## What you are asked to do
Your answer consists of the lines in the data that contain "Generator". Copy each of them.

======== Supplied information ========

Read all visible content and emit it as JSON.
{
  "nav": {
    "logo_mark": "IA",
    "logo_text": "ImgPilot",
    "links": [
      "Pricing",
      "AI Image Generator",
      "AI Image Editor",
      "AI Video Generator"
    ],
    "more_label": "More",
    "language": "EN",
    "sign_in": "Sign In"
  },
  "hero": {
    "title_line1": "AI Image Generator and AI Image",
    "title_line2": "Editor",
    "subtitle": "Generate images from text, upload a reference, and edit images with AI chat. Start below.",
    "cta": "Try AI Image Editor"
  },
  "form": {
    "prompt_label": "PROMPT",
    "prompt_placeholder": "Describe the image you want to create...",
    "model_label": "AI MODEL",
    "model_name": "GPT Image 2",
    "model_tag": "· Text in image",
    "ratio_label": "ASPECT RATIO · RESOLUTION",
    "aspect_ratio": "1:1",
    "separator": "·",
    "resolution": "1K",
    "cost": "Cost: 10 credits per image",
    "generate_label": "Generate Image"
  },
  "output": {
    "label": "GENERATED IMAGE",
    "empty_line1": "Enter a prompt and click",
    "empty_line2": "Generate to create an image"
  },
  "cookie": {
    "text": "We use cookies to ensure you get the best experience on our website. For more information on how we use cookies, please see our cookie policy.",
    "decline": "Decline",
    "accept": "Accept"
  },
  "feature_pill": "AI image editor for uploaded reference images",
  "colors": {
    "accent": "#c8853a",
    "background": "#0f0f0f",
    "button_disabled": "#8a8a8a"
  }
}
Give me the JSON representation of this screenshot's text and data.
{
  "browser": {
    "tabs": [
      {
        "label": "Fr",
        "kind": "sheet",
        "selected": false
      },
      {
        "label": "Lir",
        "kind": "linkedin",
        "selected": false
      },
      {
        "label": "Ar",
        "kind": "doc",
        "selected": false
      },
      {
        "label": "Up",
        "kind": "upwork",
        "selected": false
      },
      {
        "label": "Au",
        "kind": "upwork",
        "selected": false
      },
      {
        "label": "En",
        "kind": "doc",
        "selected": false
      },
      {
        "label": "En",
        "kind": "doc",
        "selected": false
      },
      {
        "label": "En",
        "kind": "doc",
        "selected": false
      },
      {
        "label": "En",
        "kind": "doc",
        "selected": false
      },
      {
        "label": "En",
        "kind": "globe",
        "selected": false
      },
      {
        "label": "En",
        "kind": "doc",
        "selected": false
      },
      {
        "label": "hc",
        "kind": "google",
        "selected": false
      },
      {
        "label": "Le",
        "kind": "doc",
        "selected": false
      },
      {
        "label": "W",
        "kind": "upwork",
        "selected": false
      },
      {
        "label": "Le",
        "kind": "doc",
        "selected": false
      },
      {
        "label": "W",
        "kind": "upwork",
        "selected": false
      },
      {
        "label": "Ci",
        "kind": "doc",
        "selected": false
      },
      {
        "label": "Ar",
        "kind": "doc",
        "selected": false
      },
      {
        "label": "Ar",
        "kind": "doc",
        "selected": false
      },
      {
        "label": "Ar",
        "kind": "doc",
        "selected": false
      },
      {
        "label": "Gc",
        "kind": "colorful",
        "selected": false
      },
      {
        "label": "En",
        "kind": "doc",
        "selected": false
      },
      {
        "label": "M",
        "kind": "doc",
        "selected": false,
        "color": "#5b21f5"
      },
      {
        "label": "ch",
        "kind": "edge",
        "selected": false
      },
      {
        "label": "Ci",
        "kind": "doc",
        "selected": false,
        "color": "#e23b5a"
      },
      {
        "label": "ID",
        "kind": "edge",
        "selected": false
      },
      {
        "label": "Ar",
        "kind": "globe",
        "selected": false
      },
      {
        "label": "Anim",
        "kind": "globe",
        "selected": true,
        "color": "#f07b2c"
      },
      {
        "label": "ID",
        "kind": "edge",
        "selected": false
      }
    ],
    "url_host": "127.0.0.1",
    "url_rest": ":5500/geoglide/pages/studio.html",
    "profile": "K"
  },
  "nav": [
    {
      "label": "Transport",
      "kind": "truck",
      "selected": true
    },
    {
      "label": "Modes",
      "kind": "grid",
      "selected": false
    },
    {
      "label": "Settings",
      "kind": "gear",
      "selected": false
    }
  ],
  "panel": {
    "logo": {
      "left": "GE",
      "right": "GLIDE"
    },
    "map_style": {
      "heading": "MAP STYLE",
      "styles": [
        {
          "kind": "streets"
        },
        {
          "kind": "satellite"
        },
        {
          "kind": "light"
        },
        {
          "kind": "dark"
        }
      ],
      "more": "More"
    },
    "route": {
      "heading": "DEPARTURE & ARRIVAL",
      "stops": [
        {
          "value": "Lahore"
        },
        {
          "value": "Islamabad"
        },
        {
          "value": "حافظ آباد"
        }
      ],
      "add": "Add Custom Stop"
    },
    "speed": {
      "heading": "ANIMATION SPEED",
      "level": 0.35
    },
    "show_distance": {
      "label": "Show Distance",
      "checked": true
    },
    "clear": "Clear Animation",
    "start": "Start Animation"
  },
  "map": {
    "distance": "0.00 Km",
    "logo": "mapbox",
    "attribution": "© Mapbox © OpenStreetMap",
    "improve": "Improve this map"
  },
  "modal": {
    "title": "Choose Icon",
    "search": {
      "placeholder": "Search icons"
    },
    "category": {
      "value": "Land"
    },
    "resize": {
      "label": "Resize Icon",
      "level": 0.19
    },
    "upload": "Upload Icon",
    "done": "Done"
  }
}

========
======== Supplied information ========

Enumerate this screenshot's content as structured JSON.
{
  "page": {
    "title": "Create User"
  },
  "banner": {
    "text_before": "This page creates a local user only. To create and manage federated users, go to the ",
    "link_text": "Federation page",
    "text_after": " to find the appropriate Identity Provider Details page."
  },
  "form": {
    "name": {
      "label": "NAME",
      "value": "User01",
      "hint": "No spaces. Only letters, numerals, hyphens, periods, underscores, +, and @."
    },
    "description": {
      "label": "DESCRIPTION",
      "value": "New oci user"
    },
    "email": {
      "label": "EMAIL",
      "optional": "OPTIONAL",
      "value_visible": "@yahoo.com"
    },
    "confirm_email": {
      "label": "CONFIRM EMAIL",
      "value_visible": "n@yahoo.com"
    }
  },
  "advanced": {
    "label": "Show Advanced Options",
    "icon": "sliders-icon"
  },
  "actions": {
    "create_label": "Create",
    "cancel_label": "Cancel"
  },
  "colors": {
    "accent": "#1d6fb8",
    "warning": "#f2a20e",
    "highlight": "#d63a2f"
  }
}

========

## Finished task
      "AI Image Generator",
      "AI Video Generator"
    "title_line1": "AI Image Generator and AI Image",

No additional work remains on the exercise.